Sheer grace and athleticism is part of what makes ballet a special art form. Even those who don’t know a jeté from a plié will discover the local Ballet Étoile creates magic accessible to all.
“We see ourselves as a way for the community to enjoy dance through a narrative structure – people like to see a whole story evolve on stage,” says Ashley Evans, director and principal ballerina for Ballet Étoile.
The dance troupe is a dream come true for Evans who has performed in Ballet Victoria and the now-defunct Canadian Pacific Ballet. In 2013 she formed Ballet Etoile to give local ballet dancers another way to keep doing what they love. The initial seven dancers started small, performing classical ballet in the 80-seat Berwick facility auditorium followed by summer evening gigs in Butchart Gardens’ fairyland setting. There the troupe connects with a diverse audience by choreographing a blend of contemporary music (think Beatles and ABBA) and traditional ballet music.
Over the past six years their popularity has blossomed and Ballet Étoile is now filling the seats in Sidney’s Charlie White Theatre at the Mary Winspear Centre. Last December the troupe put on three performances of the “Storybook Nutcracker,” a condensed version of the Nutcracker Suite suitable for wriggly younger children. The sold out shows featured young dancers from local dance schools in addition to the 12 core ballet dancers. In March the company will perform Sleeping Beauty at the Charlie White Theatre.
Ballet Étoile has attracted a number of dancers who had performed with other ballet companies and then gone on to “regular” jobs.

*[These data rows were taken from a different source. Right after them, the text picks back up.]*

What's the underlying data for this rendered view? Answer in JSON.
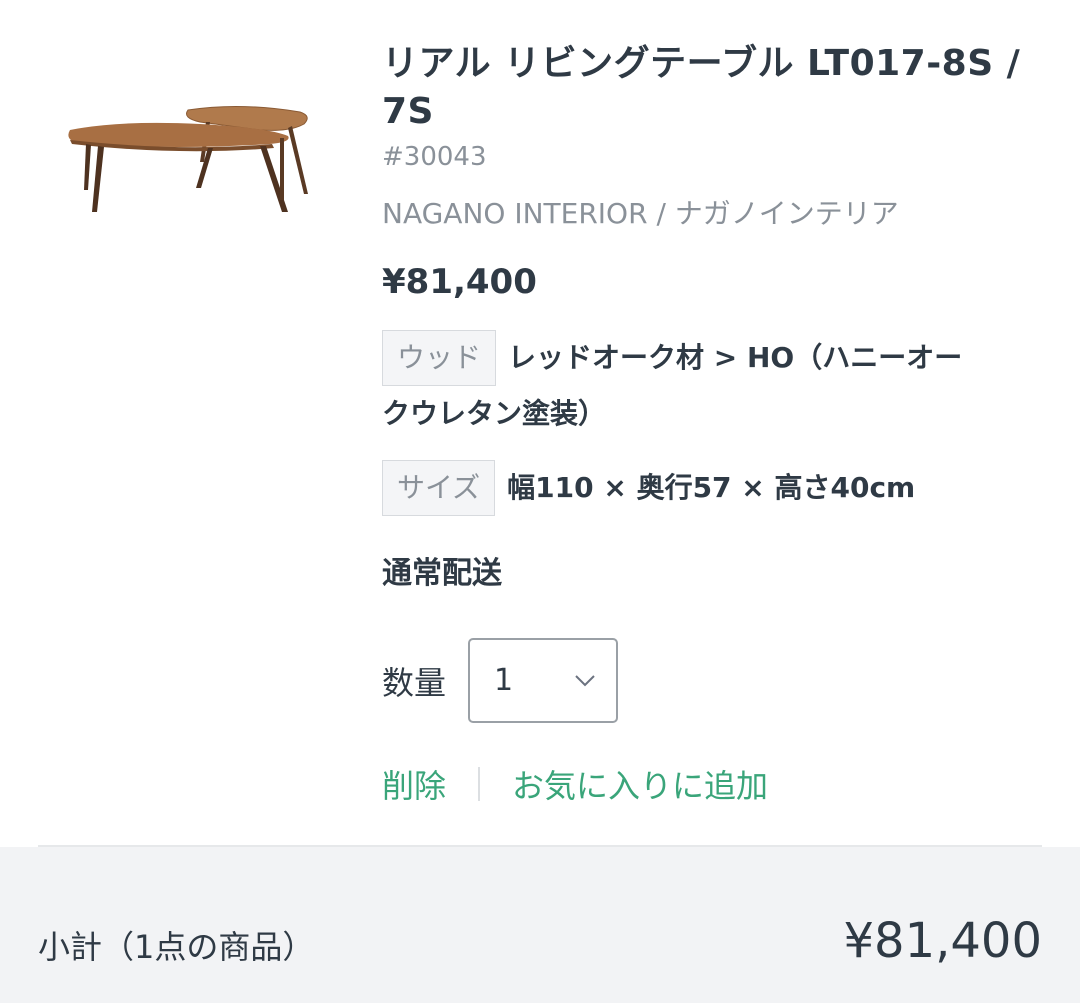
{
  "product": {
    "title": "リアル リビングテーブル LT017-8S / 7S",
    "sku": "#30043",
    "brand": "NAGANO INTERIOR / ナガノインテリア",
    "price": "¥81,400",
    "image_icon": "coffee-table-image"
  },
  "options": [
    {
      "label": "ウッド",
      "value_line1": "レッドオーク材 > HO（ハニーオー",
      "value_line2": "クウレタン塗装）"
    },
    {
      "label": "サイズ",
      "value": "幅110 × 奥行57 × 高さ40cm"
    }
  ],
  "shipping": "通常配送",
  "quantity": {
    "label": "数量",
    "value": "1"
  },
  "actions": {
    "delete": "削除",
    "favorite": "お気に入りに追加"
  },
  "summary": {
    "label": "小計（1点の商品）",
    "price": "¥81,400"
  },
  "colors": {
    "accent": "#3aa57a",
    "text": "#2f3a45",
    "muted": "#8a9199",
    "summary_bg": "#f2f3f5"
  }
}
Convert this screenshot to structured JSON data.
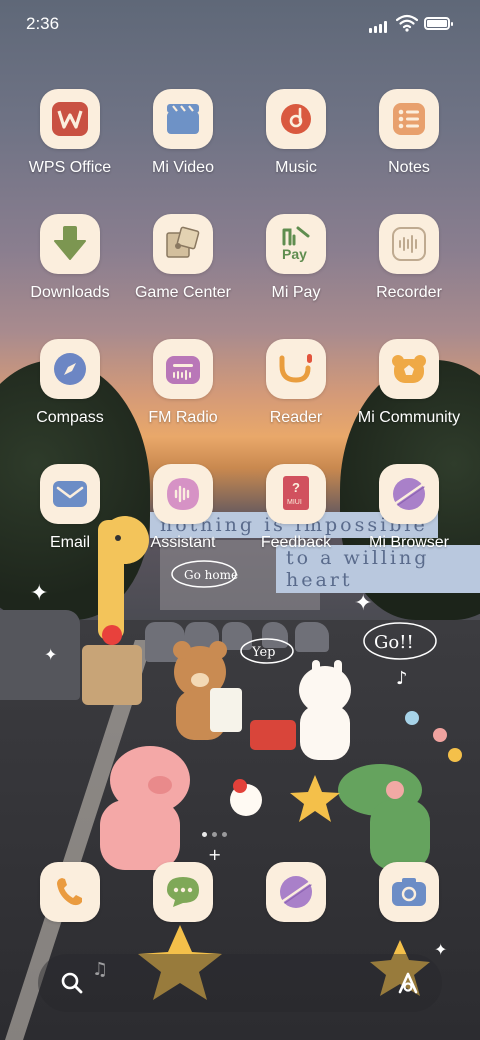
{
  "status_bar": {
    "time": "2:36"
  },
  "apps": [
    {
      "label": "WPS Office",
      "icon": "wps-office-icon"
    },
    {
      "label": "Mi Video",
      "icon": "clapperboard-icon"
    },
    {
      "label": "Music",
      "icon": "music-disc-icon"
    },
    {
      "label": "Notes",
      "icon": "notes-list-icon"
    },
    {
      "label": "Downloads",
      "icon": "download-arrow-icon"
    },
    {
      "label": "Game Center",
      "icon": "puzzle-icon"
    },
    {
      "label": "Mi Pay",
      "icon": "mi-pay-icon",
      "text": "Pay"
    },
    {
      "label": "Recorder",
      "icon": "waveform-icon"
    },
    {
      "label": "Compass",
      "icon": "compass-icon"
    },
    {
      "label": "FM Radio",
      "icon": "radio-icon"
    },
    {
      "label": "Reader",
      "icon": "reader-smile-icon"
    },
    {
      "label": "Mi Community",
      "icon": "bear-face-icon"
    },
    {
      "label": "Email",
      "icon": "envelope-icon"
    },
    {
      "label": "Assistant",
      "icon": "voice-assistant-icon"
    },
    {
      "label": "Feedback",
      "icon": "feedback-book-icon",
      "text": "MIUI"
    },
    {
      "label": "Mi Browser",
      "icon": "browser-planet-icon"
    }
  ],
  "dock": [
    {
      "name": "phone",
      "icon": "phone-icon"
    },
    {
      "name": "messages",
      "icon": "chat-bubble-icon"
    },
    {
      "name": "browser",
      "icon": "browser-planet-icon"
    },
    {
      "name": "camera",
      "icon": "camera-icon"
    }
  ],
  "wallpaper": {
    "banner_lines": [
      "nothing is impossible",
      "to a willing heart"
    ],
    "bubbles": [
      "Go home",
      "Yep",
      "Go!!"
    ]
  },
  "colors": {
    "tile": "#fbeedd",
    "label": "#ffffff"
  }
}
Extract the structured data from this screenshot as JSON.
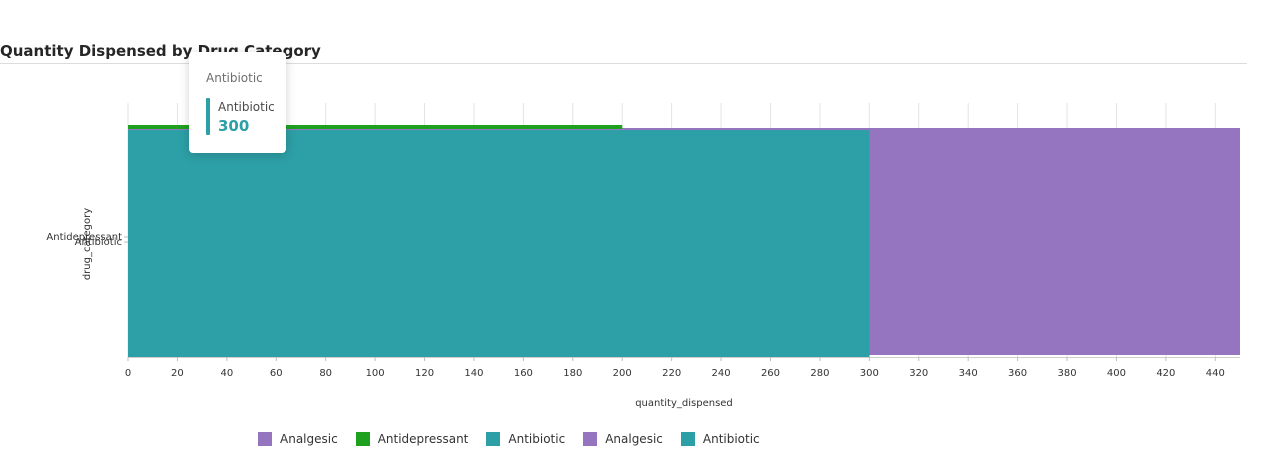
{
  "chart_data": {
    "type": "bar",
    "orientation": "horizontal",
    "title": "Quantity Dispensed by Drug Category",
    "xlabel": "quantity_dispensed",
    "ylabel": "drug_category",
    "xlim": [
      0,
      450
    ],
    "xticks": [
      0,
      20,
      40,
      60,
      80,
      100,
      120,
      140,
      160,
      180,
      200,
      220,
      240,
      260,
      280,
      300,
      320,
      340,
      360,
      380,
      400,
      420,
      440
    ],
    "y_tick_labels": [
      "Antidepressant",
      "Antibiotic"
    ],
    "grid": true,
    "legend_position": "bottom",
    "series": [
      {
        "name": "Analgesic",
        "value": 450,
        "color": "#9575c0"
      },
      {
        "name": "Antidepressant",
        "value": 200,
        "color": "#1ea11e"
      },
      {
        "name": "Antibiotic",
        "value": 300,
        "color": "#2d9fa6"
      },
      {
        "name": "Analgesic",
        "value": 450,
        "color": "#9575c0"
      },
      {
        "name": "Antibiotic",
        "value": 300,
        "color": "#2d9fa6"
      }
    ]
  },
  "tooltip": {
    "header": "Antibiotic",
    "series_label": "Antibiotic",
    "value": "300",
    "color": "#2d9fa6"
  }
}
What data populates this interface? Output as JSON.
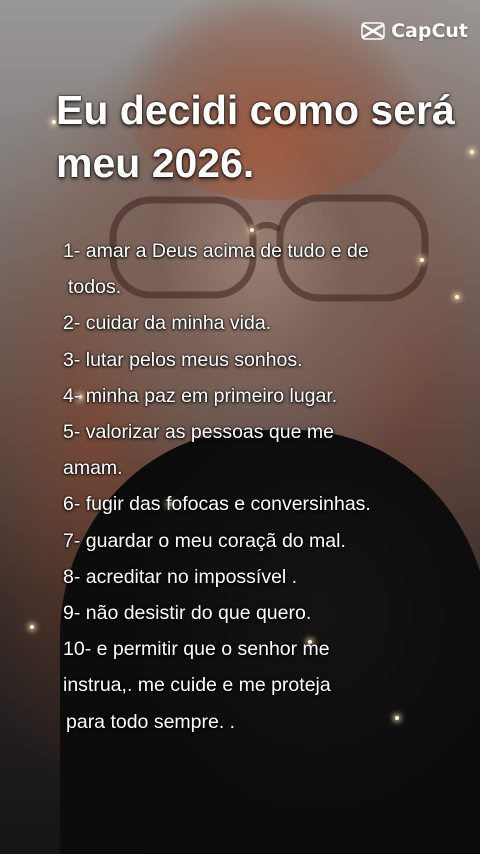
{
  "watermark": {
    "label": "CapCut",
    "icon": "capcut-logo-icon"
  },
  "title": {
    "line1": "Eu decidi como será",
    "line2": "meu 2026."
  },
  "list_lines": [
    "1- amar a Deus acima de tudo e de",
    "todos.",
    "2- cuidar da minha vida.",
    "3- lutar pelos meus sonhos.",
    "4- minha paz em primeiro lugar.",
    "5- valorizar as pessoas que me",
    "amam.",
    "6- fugir das fofocas e conversinhas.",
    "7- guardar o meu coraçã  do mal.",
    "8- acreditar no impossível .",
    "9- não desistir do que quero.",
    "10- e permitir que o senhor me",
    "instrua,. me cuide e me proteja",
    "para todo sempre. ."
  ],
  "colors": {
    "text": "#ffffff",
    "hair_accent": "#b9552d",
    "sparkle": "#fff4c8"
  }
}
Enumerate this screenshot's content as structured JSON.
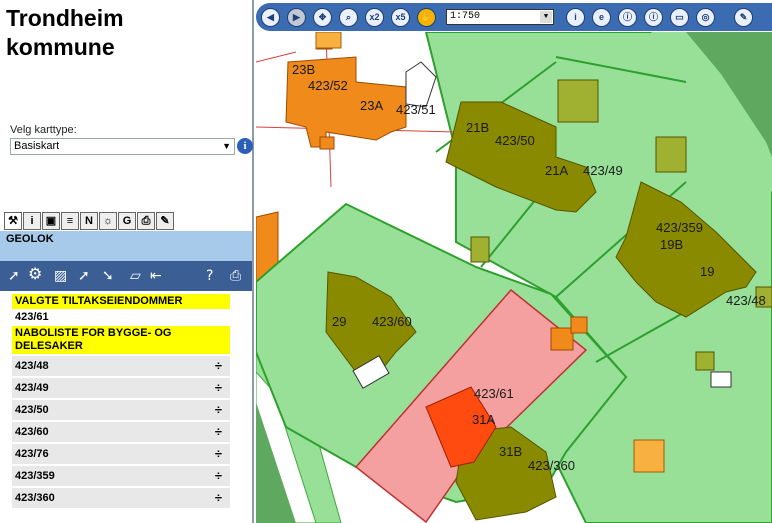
{
  "left_panel": {
    "title": "Trondheim kommune",
    "map_type_label": "Velg karttype:",
    "map_type_value": "Basiskart",
    "layer_label": "GEOLOK",
    "tools_row1": [
      "⚒",
      "i",
      "▣",
      "≡",
      "N",
      "☼",
      "G",
      "⎙",
      "✎"
    ],
    "selected_header": "VALGTE TILTAKSEIENDOMMER",
    "selected_item": "423/61",
    "neighbors_header": "NABOLISTE FOR BYGGE- OG DELESAKER",
    "neighbors": [
      {
        "id": "423/48",
        "action": "÷"
      },
      {
        "id": "423/49",
        "action": "÷"
      },
      {
        "id": "423/50",
        "action": "÷"
      },
      {
        "id": "423/60",
        "action": "÷"
      },
      {
        "id": "423/76",
        "action": "÷"
      },
      {
        "id": "423/359",
        "action": "÷"
      },
      {
        "id": "423/360",
        "action": "÷"
      }
    ]
  },
  "toolbar": {
    "zoom_x2": "x2",
    "zoom_x5": "x5",
    "scale": "1:750",
    "info_i": "i",
    "info_e": "e"
  },
  "map": {
    "labels": [
      {
        "key": "a",
        "text": "23B"
      },
      {
        "key": "b",
        "text": "423/52"
      },
      {
        "key": "c",
        "text": "23A"
      },
      {
        "key": "d",
        "text": "423/51"
      },
      {
        "key": "e",
        "text": "21B"
      },
      {
        "key": "f",
        "text": "423/50"
      },
      {
        "key": "g",
        "text": "21A"
      },
      {
        "key": "h",
        "text": "423/49"
      },
      {
        "key": "i",
        "text": "423/359"
      },
      {
        "key": "j",
        "text": "19B"
      },
      {
        "key": "k",
        "text": "19"
      },
      {
        "key": "l",
        "text": "423/48"
      },
      {
        "key": "m",
        "text": "29"
      },
      {
        "key": "n",
        "text": "423/60"
      },
      {
        "key": "o",
        "text": "423/61"
      },
      {
        "key": "p",
        "text": "31A"
      },
      {
        "key": "q",
        "text": "31B"
      },
      {
        "key": "r",
        "text": "423/360"
      }
    ]
  },
  "colors": {
    "panel_blue": "#3b5f95",
    "layer_blue": "#a7c9ea",
    "highlight_yellow": "#ffff00",
    "parcel_green": "#98e098",
    "selected_parcel": "#f4a0a0",
    "building_olive": "#8a8a00",
    "building_orange": "#f08a1a"
  }
}
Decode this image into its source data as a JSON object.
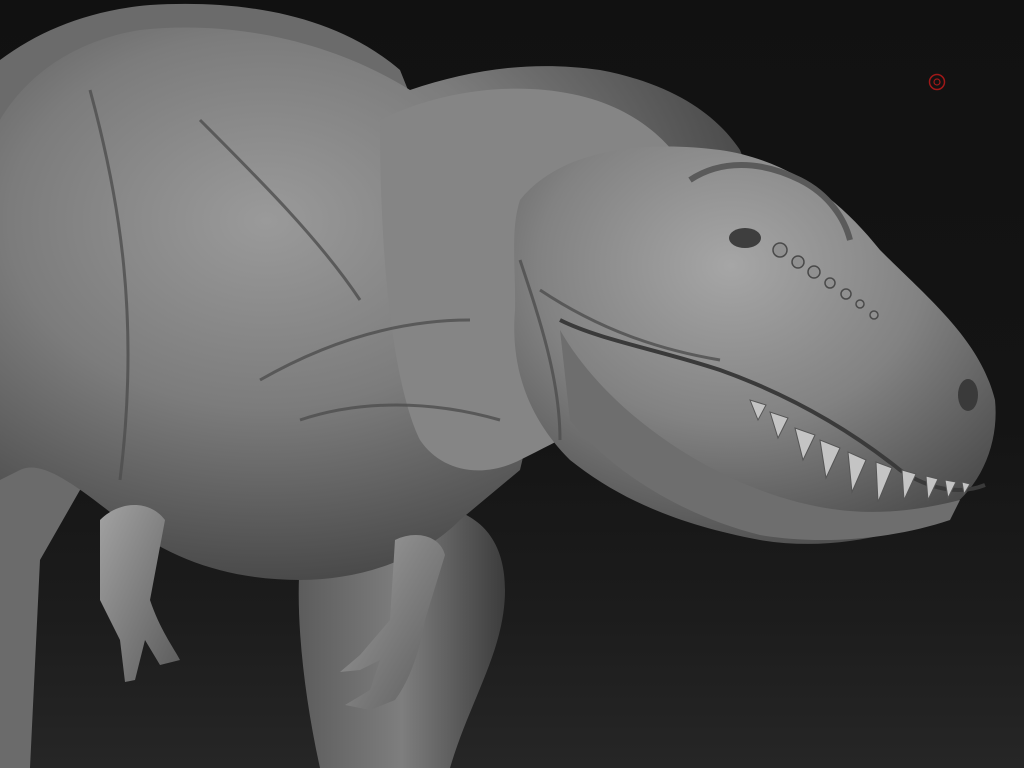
{
  "app": {
    "name": "sculpting-viewport"
  },
  "viewport": {
    "background_color": "#121212",
    "floor_gradient_color": "#262626",
    "model": {
      "subject": "tyrannosaurus-rex-sculpt",
      "material_color": "#7a7a7a",
      "highlight_color": "#a9a9a9",
      "shadow_color": "#2a2a2a"
    }
  },
  "brush_cursor": {
    "icon": "brush-cursor-icon",
    "color": "#a01818"
  }
}
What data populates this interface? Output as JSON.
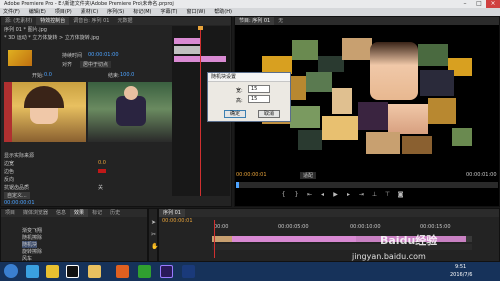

Evans says: “We have a veterinarian and several government workers, for instance, and everyone is motivated because they want a place they can continue to dance.” David Roland and Amalia Schelhorn are former dancers with the Berlin Ballet and the National Ballet of Canada who now play character roles and act as mentors to the ensemble.
Evans is a whirling dervish who not only is the company’s elegant prima ballerina but creates the choreography for each performance and creates all the costumes. During her years at Canadian Pacific Ballet she helped out in the wardrobe department where she picked up some of her seamstress skills. For the upcoming Sleeping Beauty ballet, she has been sewing all the tutus and other costumes. “The cost of costumes is prohibitive so making them yourself is the only solution,” she says.
At 90 minutes long, the Sleeping Ballet production is a shortened version to ensure younger children can enjoy the story and the dance. Evans says she loves to see the excitement and wonder on the faces of her student dancers at rehearsals. “They may have practised some of the variations (a solo dance) in their ballet classes but it’s so thrilling for them to see these dances in the context of the whole ballet.”
Evans graduated from the University of Victoria with an art history degree and says the relationship between art and dance has always fascinated her. At rehearsals she likes to talk about the history of the ballet and the marriage of artistry and character essential to ballet: “Every movement has to reflect the character the dancer is embodying,” she says.
Tchaikovsky’s music in Sleeping Beauty still gives Evans “goosebumps.” The music and magical story, interpreted through the ballet dancers’ artistry, is bound to give the audience goosebumps too.
Photo by Alan Austen.